— Work instructions —
Give back each line of the material that contains the word "JSON".

----------------

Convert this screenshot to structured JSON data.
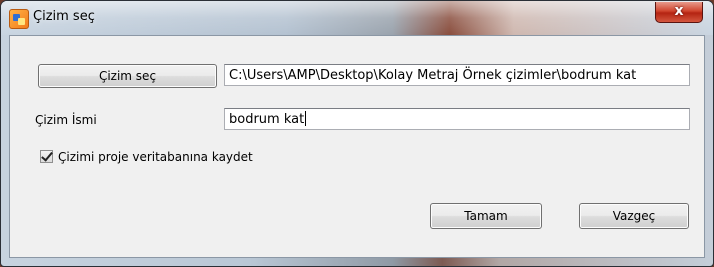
{
  "window": {
    "title": "Çizim seç",
    "close_glyph": "x"
  },
  "form": {
    "select_button_label": "Çizim seç",
    "path_value": "C:\\Users\\AMP\\Desktop\\Kolay Metraj Örnek çizimler\\bodrum kat",
    "name_label": "Çizim İsmi",
    "name_value": "bodrum kat",
    "save_checkbox_label": "Çizimi proje veritabanına kaydet",
    "save_checkbox_checked": true
  },
  "actions": {
    "ok_label": "Tamam",
    "cancel_label": "Vazgeç"
  },
  "icons": {
    "app": "app-icon",
    "close": "close-icon",
    "check": "check-icon"
  }
}
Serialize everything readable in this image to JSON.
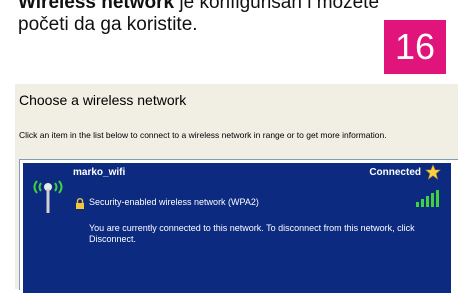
{
  "document": {
    "line1_bold": "Wireless network",
    "line1_rest": " je konfigurisan i možete",
    "line2": "početi  da ga koristite.",
    "step_number": "16",
    "badge_color": "#e0147a"
  },
  "dialog": {
    "title": "Choose a wireless network",
    "description": "Click an item in the list below to connect to a wireless network in range or to get more information."
  },
  "network": {
    "name": "marko_wifi",
    "status": "Connected",
    "security": "Security-enabled wireless network (WPA2)",
    "message": "You are currently connected to this network. To disconnect from this network, click Disconnect.",
    "icons": [
      "wireless-antenna-icon",
      "star-icon",
      "lock-icon",
      "signal-strength-icon"
    ],
    "selection_color": "#0b2a80",
    "signal_color": "#3fd23f"
  }
}
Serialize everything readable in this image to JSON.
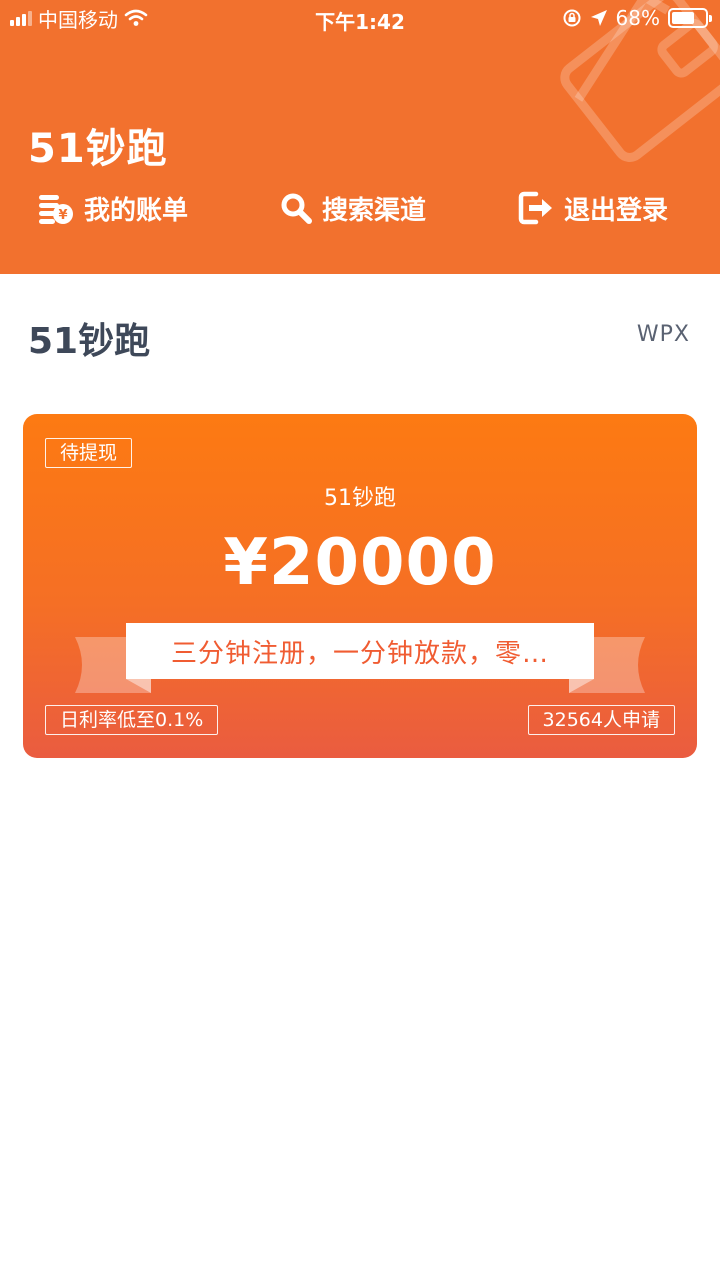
{
  "status_bar": {
    "carrier": "中国移动",
    "time": "下午1:42",
    "battery": "68%",
    "battery_level": 0.68
  },
  "header": {
    "title": "51钞跑",
    "nav": [
      {
        "label": "我的账单",
        "icon": "bill-coins-icon"
      },
      {
        "label": "搜索渠道",
        "icon": "search-icon"
      },
      {
        "label": "退出登录",
        "icon": "logout-icon"
      }
    ]
  },
  "section": {
    "title": "51钞跑",
    "user": "WPX"
  },
  "card": {
    "status_tag": "待提现",
    "name": "51钞跑",
    "amount": "¥20000",
    "slogan": "三分钟注册，一分钟放款，零…",
    "rate_tag": "日利率低至0.1%",
    "applicants_tag": "32564人申请"
  },
  "colors": {
    "header_bg": "#f2712e",
    "card_top": "#fd7a12",
    "card_bottom": "#ea5c40",
    "slogan_text": "#f05c32",
    "section_title": "#3e4859"
  }
}
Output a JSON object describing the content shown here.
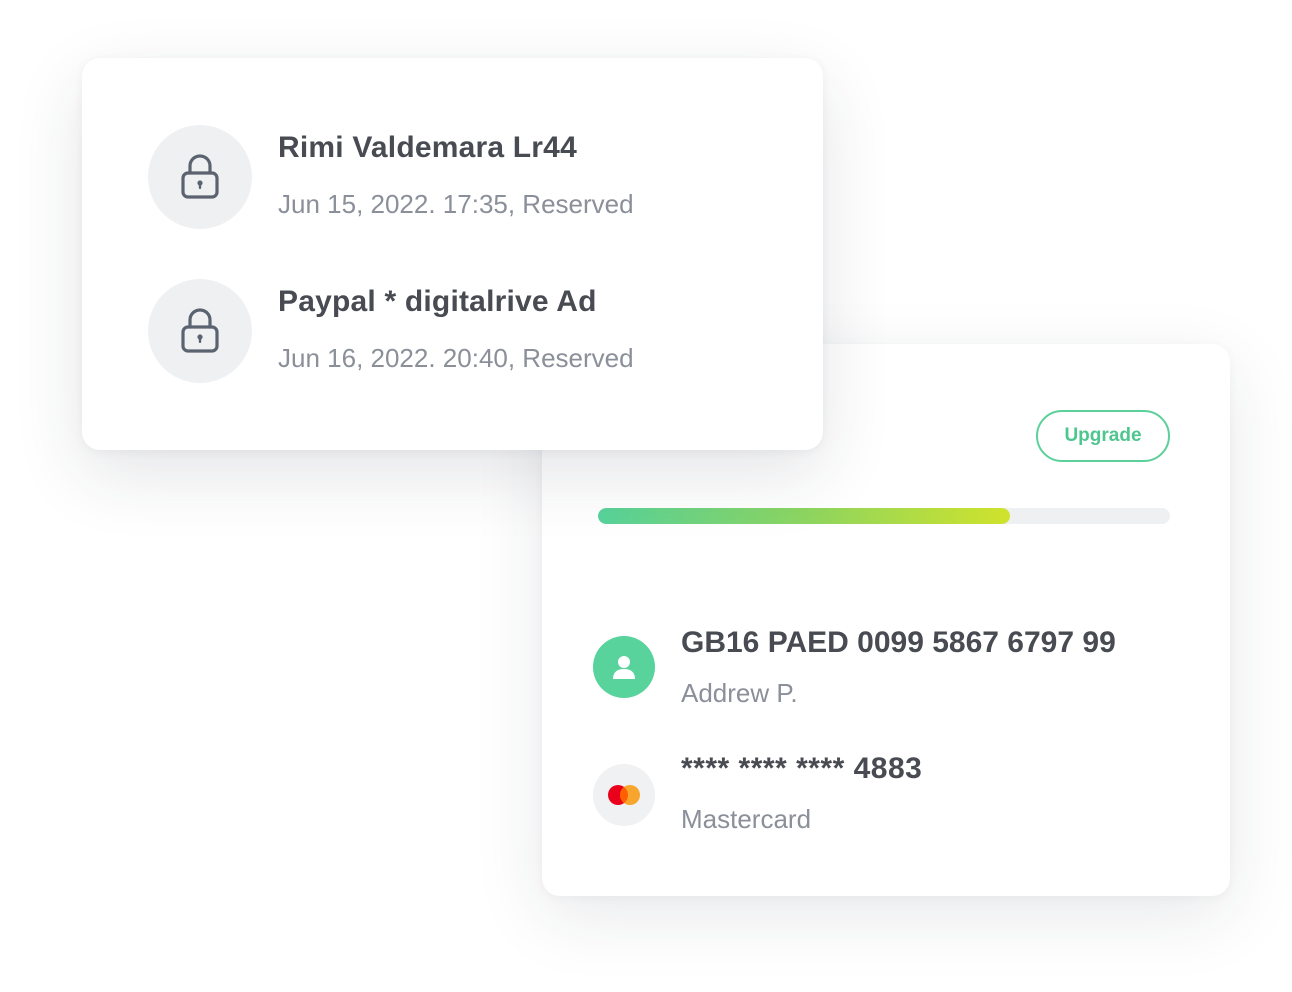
{
  "transactions": [
    {
      "merchant": "Rimi Valdemara Lr44",
      "details": "Jun 15, 2022. 17:35, Reserved",
      "icon": "lock-icon"
    },
    {
      "merchant": "Paypal * digitalrive Ad",
      "details": "Jun 16, 2022. 20:40, Reserved",
      "icon": "lock-icon"
    }
  ],
  "account": {
    "upgrade_label": "Upgrade",
    "progress_percent": 72,
    "iban": "GB16 PAED 0099 5867 6797 99",
    "holder": "Addrew P.",
    "card_number": "**** **** **** 4883",
    "card_brand": "Mastercard"
  },
  "colors": {
    "accent_green": "#57d39b",
    "progress_end": "#d0e22c",
    "mastercard_red": "#eb001b",
    "mastercard_orange": "#f79e1b",
    "text_primary": "#484b52",
    "text_secondary": "#8a8f99"
  }
}
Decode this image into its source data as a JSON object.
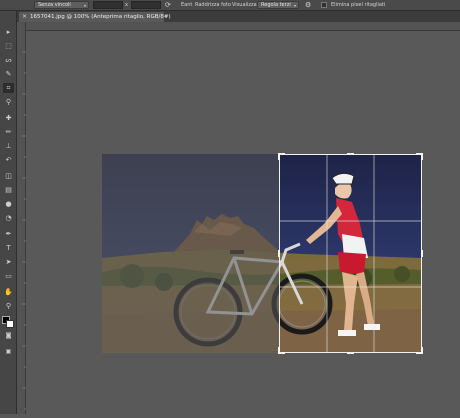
{
  "options_bar": {
    "ratio_select": "Senza vincoli",
    "swap_label": "x",
    "clear_label": "Eant",
    "straighten_label": "Raddrizza foto",
    "view_label": "Visualizza:",
    "view_select": "Regola terzi",
    "delete_pixels_label": "Elimina pixel ritagliati"
  },
  "document": {
    "tab_title": "1657041.jpg @ 100% (Anteprima ritaglio, RGB/8#)",
    "close_symbol": "×"
  },
  "toolbar": {
    "tools": [
      {
        "name": "move-tool",
        "glyph": "▸"
      },
      {
        "name": "marquee-tool",
        "glyph": "⬚"
      },
      {
        "name": "lasso-tool",
        "glyph": "ᔕ"
      },
      {
        "name": "quick-select-tool",
        "glyph": "✎"
      },
      {
        "name": "crop-tool",
        "glyph": "⌗"
      },
      {
        "name": "eyedropper-tool",
        "glyph": "⚲"
      },
      {
        "name": "healing-brush-tool",
        "glyph": "✚"
      },
      {
        "name": "brush-tool",
        "glyph": "✏"
      },
      {
        "name": "clone-stamp-tool",
        "glyph": "⊥"
      },
      {
        "name": "history-brush-tool",
        "glyph": "↶"
      },
      {
        "name": "eraser-tool",
        "glyph": "◫"
      },
      {
        "name": "gradient-tool",
        "glyph": "▤"
      },
      {
        "name": "blur-tool",
        "glyph": "●"
      },
      {
        "name": "dodge-tool",
        "glyph": "◔"
      },
      {
        "name": "pen-tool",
        "glyph": "✒"
      },
      {
        "name": "type-tool",
        "glyph": "T"
      },
      {
        "name": "path-selection-tool",
        "glyph": "➤"
      },
      {
        "name": "shape-tool",
        "glyph": "▭"
      },
      {
        "name": "hand-tool",
        "glyph": "✋"
      },
      {
        "name": "zoom-tool",
        "glyph": "⚲"
      }
    ]
  },
  "colors": {
    "foreground": "#000000",
    "background": "#ffffff",
    "accent_crop": "#f2f2f2"
  }
}
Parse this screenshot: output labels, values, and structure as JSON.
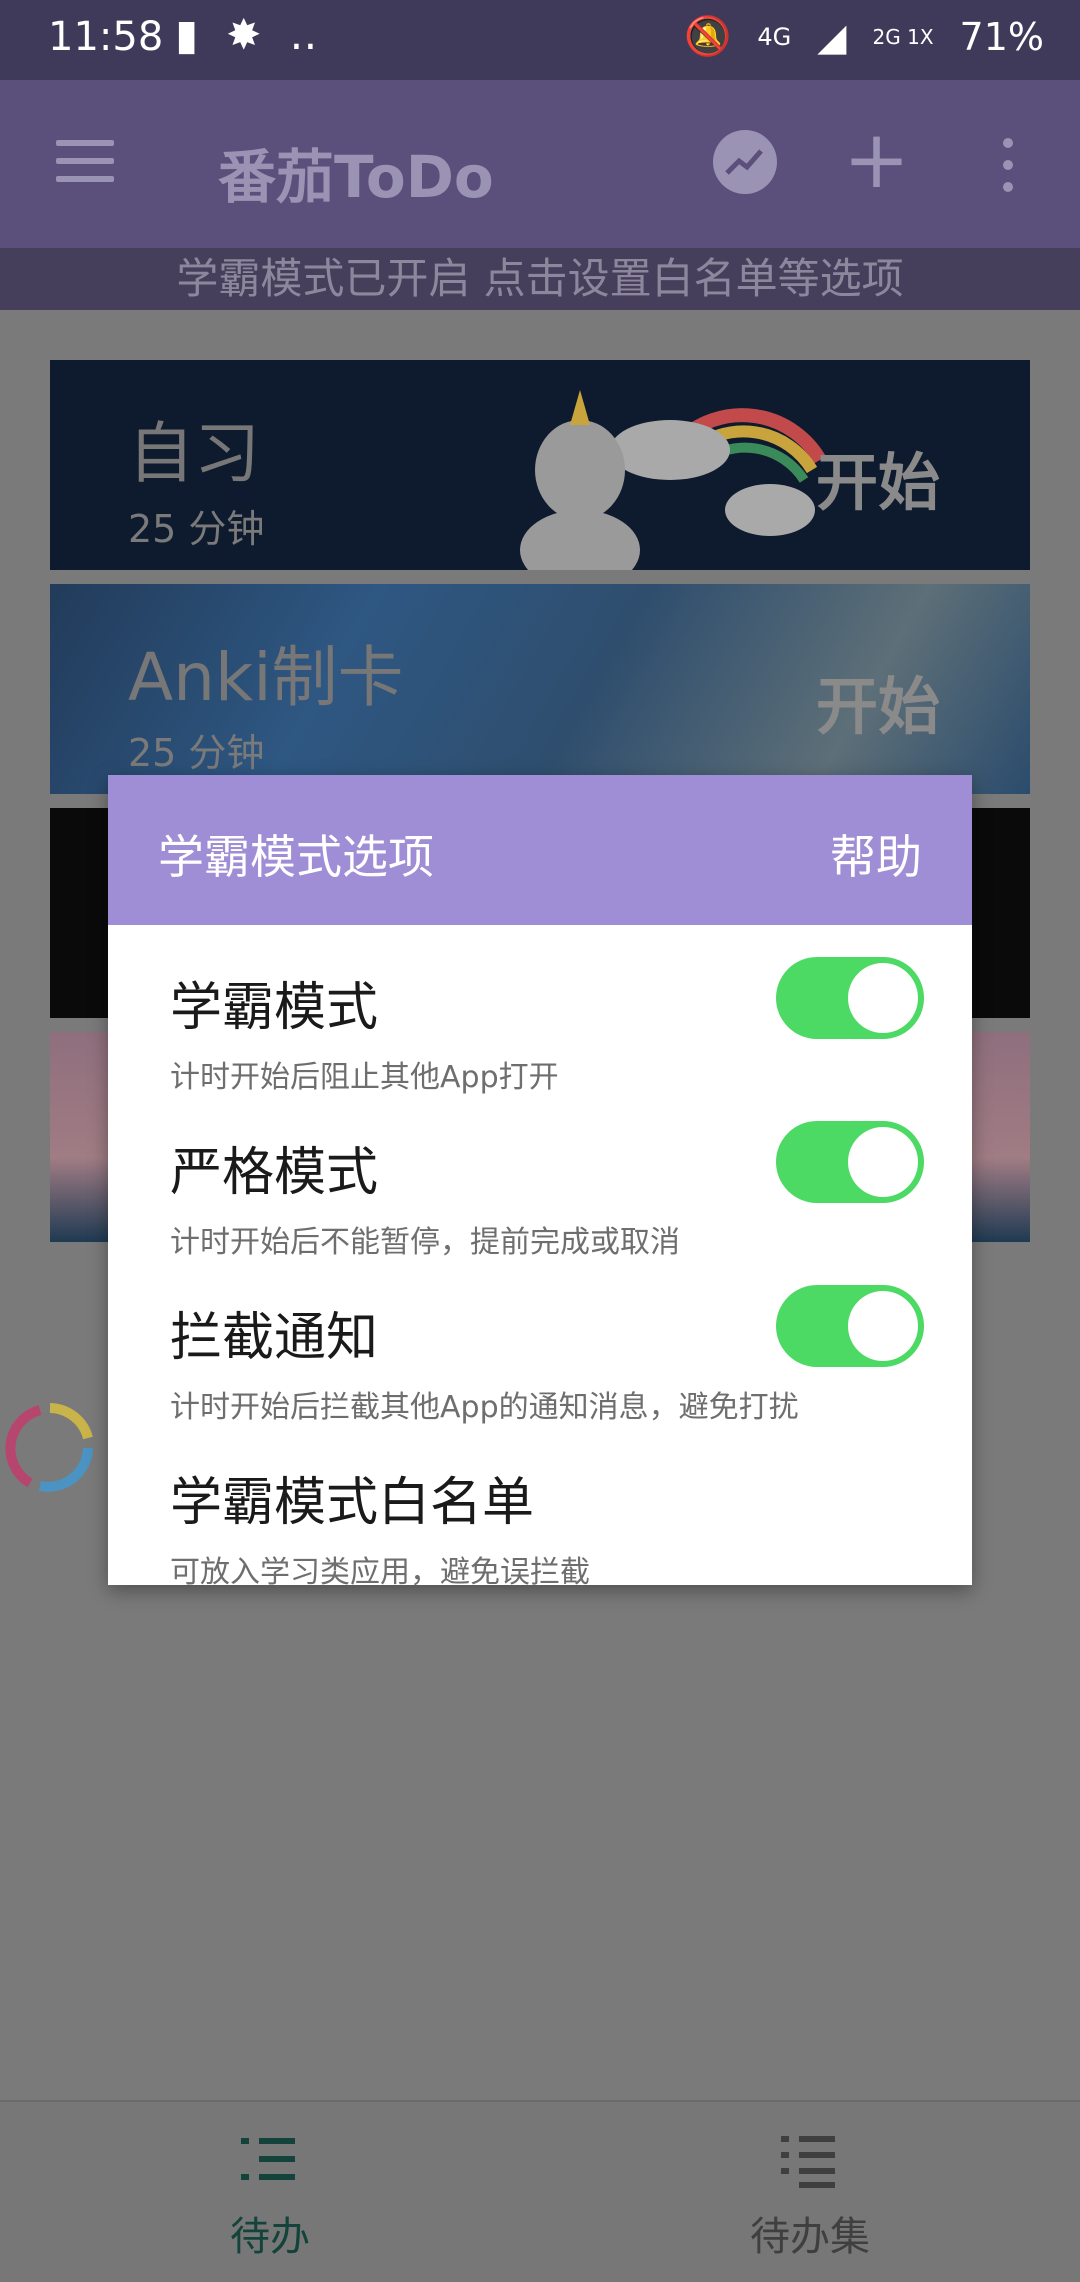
{
  "status": {
    "time": "11:58",
    "network": "4G",
    "network2": "2G 1X",
    "battery": "71%"
  },
  "appbar": {
    "title": "番茄ToDo"
  },
  "banner": {
    "text": "学霸模式已开启 点击设置白名单等选项"
  },
  "cards": [
    {
      "title": "自习",
      "time": "25 分钟",
      "start": "开始"
    },
    {
      "title": "Anki制卡",
      "time": "25 分钟",
      "start": "开始"
    },
    {
      "title": "",
      "time": "",
      "start": ""
    },
    {
      "title": "",
      "time": "",
      "start": ""
    }
  ],
  "dialog": {
    "title": "学霸模式选项",
    "help": "帮助",
    "options": [
      {
        "title": "学霸模式",
        "desc": "计时开始后阻止其他App打开",
        "enabled": true
      },
      {
        "title": "严格模式",
        "desc": "计时开始后不能暂停，提前完成或取消",
        "enabled": true
      },
      {
        "title": "拦截通知",
        "desc": "计时开始后拦截其他App的通知消息，避免打扰",
        "enabled": true
      },
      {
        "title": "学霸模式白名单",
        "desc": "可放入学习类应用，避免误拦截"
      }
    ]
  },
  "bottomnav": {
    "todo": "待办",
    "sets": "待办集"
  },
  "colors": {
    "accent": "#9f8ed6",
    "toggle": "#4cd964",
    "appbar": "#5b4f7c"
  }
}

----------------

— Output below —
Convert this screenshot to structured JSON data.
Serialize everything readable in this image to JSON.
Serialize everything readable in this image to JSON.
Output a JSON object describing the content shown here.
Decode this image into its source data as a JSON object.
Parse this screenshot: output labels, values, and structure as JSON.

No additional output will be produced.